Below are several case studies demonstrating how the revolving door has worked at McCain’s Capitol Hill offices:
Currently the head of John McCain’s Senate office, Mark Buse started working as one of McCain’s legislative assistants in 1987. He went on the serve as staff director for the Senate Commerce Committee from 1997 to 2001, when McCain was the committee’s chairman. From there, Buse decamped to the law firm Mintz Levin and its affiliate ML Strategies, where he spent six years lobbying for financial services companies, pharmaceutical firms, telecoms, oil and gas interests, and other corporate clients. Apparently, Buse’s trip through the revolving door didn’t taint him in McCain’s eyes. In 2007, McCain hired him to be his Senate chief of staff.
Buse wasn’t the first McCain chief of staff to take this route. Christopher Koch headed McCain’s office from 1987 to 1990. He then spent three years as the chairman of the Federal Maritime Commission, an independent federal agency that regulates America’s ocean-based commerce. He left the commission to spend the majority of the ’90s lobbying for the shipping industry and in 2000 became the president of the World Shipping Council, the industry’s trade group in Washington. Early this month he announced that he would be taking a temporary leave of absence to work as the policy coordinator for the McCain campaign.
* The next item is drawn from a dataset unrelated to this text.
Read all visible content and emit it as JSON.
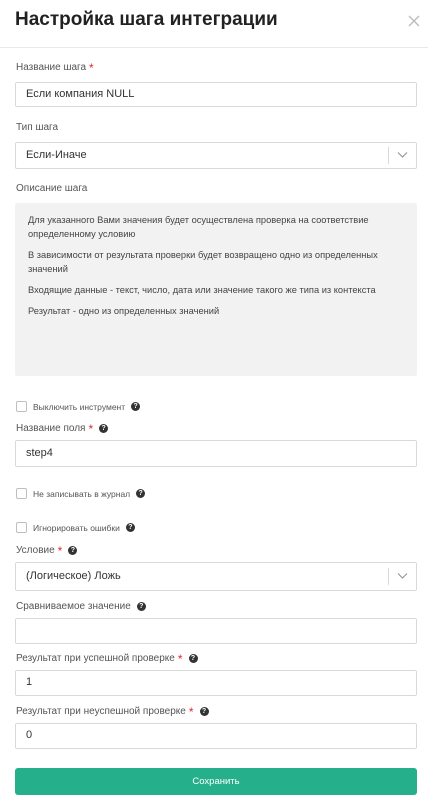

Paul Martino took over as Republican counsel for the Senate Commerce Committee in June 2001. In 2005, when the committee chairmanship transferred from McCain to Senator Ted Stevens, Martino left to lobby for Alston & Byrd, where he now advances the agendas of clients as diverse as Goodyear and the Coalition Against Domain Name Abuse. Martino touts his connection to McCain on Alston & Byrd’s website, and he currently serves as a fundraiser for McCain’s presidential campaign.
Then there’s former McCain staffer Mary Phillips, currently an official at the Federal Highway Administration. Prior to arriving in Washington, Phillips held a number of positions within the railroad industry. From 2002 to 2004, Phillips served on McCain’s commerce committee staff, advising him “on surface transportation matters, including Amtrak policy,” according to her bio on FHWA’s website. She left McCain’s staff to become vice president for legislative affairs for the American Trucking Association, lobbying for the trucking industry on Capitol Hill. Now that she’s back on the government payroll, she currently helps to make federal policy that effects the same industry she until recently represented.
In these instances McCain staffers left the Arizona senator’s office or committee staff to become lobbyists. Sometimes the process happened in reverse. McCain has employed staffers who had previously lobbied on the same issues they would be overseeing on his staff. For example, lobbyist John Tahsuda was general counsel and legislative director for the National Indian Gaming Association from 1999-2000. From there, he switched to First Nations Strategies and Hobbs Straus Dean & Walker, where he lobbied for Indian tribes. In 2002, he was hired by the Senate Indian Affairs committee and served as Majority Staff Director during McCain’s tenure as chairman.
A call requesting comment from the McCain campaign was not returned.
McCain certainly cannot be blamed for the actions of his staff. But it is clear that McCain’s passion for ending the access and power of lobbyists did not influence his staff aides. Many of them practiced Washington’s business as usual even as their boss was condemning it.